WORK INSTRUCTION: What lines in the following entries hold the word "weight"? Copy each one.

*** MATERIALS PROVIDED ***

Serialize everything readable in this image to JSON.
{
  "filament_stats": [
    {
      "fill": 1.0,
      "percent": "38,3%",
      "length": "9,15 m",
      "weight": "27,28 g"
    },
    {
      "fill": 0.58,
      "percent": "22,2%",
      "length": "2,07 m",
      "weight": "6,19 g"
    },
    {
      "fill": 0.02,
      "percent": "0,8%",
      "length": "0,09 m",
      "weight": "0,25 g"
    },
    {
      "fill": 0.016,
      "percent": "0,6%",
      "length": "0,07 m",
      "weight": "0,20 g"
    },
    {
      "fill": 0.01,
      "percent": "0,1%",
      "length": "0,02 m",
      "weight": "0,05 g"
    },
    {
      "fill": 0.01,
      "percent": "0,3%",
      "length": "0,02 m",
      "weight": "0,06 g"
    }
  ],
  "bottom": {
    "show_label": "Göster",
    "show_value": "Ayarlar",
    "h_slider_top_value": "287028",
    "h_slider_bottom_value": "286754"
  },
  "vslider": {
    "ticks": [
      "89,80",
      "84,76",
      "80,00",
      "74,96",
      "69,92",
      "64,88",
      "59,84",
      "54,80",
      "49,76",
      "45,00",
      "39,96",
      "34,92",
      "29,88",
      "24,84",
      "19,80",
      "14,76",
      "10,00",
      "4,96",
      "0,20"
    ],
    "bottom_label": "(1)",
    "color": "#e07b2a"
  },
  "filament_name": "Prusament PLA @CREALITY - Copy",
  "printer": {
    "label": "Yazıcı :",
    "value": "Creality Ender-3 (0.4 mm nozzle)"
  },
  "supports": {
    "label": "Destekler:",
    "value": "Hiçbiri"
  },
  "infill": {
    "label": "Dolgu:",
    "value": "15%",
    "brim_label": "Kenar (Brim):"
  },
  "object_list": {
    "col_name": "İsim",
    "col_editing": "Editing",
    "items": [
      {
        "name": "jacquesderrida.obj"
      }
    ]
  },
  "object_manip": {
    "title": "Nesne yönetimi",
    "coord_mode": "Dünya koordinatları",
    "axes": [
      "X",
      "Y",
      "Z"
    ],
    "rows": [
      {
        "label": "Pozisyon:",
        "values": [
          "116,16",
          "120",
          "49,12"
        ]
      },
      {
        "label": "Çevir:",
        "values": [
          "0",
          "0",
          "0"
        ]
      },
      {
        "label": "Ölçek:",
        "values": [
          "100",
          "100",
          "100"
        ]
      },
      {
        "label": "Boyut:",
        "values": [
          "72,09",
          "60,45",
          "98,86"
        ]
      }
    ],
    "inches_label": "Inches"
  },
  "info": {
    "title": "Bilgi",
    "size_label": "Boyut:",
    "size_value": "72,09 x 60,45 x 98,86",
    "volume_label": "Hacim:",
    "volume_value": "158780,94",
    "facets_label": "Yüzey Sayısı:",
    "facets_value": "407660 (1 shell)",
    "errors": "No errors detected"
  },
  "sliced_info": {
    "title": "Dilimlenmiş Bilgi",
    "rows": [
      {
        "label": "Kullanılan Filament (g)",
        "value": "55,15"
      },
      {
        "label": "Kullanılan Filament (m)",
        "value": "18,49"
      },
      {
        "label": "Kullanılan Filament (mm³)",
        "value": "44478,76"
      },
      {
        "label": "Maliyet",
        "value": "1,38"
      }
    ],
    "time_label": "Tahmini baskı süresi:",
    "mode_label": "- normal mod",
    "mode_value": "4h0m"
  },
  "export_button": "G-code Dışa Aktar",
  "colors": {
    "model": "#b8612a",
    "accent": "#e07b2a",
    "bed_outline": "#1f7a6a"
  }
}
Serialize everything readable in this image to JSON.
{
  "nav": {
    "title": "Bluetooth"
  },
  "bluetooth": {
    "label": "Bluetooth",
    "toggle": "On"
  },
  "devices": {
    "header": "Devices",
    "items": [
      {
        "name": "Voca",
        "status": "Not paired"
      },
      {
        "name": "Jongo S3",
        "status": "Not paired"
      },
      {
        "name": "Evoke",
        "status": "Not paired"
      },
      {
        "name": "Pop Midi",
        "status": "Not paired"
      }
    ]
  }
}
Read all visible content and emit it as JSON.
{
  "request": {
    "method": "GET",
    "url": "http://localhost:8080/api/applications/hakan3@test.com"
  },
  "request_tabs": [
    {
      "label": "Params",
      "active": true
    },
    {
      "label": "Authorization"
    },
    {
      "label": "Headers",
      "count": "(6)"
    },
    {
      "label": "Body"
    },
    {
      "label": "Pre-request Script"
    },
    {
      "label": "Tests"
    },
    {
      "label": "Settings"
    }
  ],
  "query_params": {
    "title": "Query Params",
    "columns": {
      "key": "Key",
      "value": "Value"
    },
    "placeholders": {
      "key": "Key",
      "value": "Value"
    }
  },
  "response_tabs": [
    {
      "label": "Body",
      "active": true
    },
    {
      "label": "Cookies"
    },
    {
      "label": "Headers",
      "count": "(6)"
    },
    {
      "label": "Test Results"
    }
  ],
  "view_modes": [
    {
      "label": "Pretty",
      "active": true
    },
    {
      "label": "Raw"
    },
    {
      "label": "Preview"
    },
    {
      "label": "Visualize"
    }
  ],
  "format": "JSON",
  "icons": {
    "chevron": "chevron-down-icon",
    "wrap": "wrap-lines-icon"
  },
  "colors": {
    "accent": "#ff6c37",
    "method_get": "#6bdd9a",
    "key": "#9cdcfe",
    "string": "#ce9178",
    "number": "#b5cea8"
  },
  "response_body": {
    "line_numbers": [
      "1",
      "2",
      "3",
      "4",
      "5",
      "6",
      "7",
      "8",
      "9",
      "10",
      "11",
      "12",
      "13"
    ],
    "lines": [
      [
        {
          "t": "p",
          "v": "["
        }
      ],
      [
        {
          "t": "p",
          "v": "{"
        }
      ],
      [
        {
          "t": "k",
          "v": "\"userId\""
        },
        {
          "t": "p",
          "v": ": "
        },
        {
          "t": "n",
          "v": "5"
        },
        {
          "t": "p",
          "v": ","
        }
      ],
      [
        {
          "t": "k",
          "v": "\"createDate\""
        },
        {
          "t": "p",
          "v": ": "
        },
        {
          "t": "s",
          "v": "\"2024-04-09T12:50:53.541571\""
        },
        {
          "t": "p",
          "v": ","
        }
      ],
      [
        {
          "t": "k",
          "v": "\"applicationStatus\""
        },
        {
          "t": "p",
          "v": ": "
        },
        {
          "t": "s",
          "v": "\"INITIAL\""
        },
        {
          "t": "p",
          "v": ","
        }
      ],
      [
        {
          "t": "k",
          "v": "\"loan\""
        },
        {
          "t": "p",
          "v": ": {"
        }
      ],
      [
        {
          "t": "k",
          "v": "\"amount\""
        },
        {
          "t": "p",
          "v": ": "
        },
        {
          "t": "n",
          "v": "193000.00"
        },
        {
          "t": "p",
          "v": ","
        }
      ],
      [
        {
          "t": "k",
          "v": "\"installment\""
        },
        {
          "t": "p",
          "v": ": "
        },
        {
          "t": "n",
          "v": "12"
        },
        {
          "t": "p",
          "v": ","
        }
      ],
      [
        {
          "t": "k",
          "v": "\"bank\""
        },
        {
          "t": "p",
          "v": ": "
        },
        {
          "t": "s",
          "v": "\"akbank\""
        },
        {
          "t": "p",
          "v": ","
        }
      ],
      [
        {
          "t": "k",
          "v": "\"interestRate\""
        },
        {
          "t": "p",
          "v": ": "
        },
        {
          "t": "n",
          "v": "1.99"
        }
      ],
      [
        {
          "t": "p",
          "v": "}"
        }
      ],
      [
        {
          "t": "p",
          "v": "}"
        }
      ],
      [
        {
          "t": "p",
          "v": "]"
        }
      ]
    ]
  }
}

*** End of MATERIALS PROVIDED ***

SOLUTION BELOW:
      "weight": "27,28 g"
      "weight": "6,19 g"
      "weight": "0,25 g"
      "weight": "0,20 g"
      "weight": "0,05 g"
      "weight": "0,06 g"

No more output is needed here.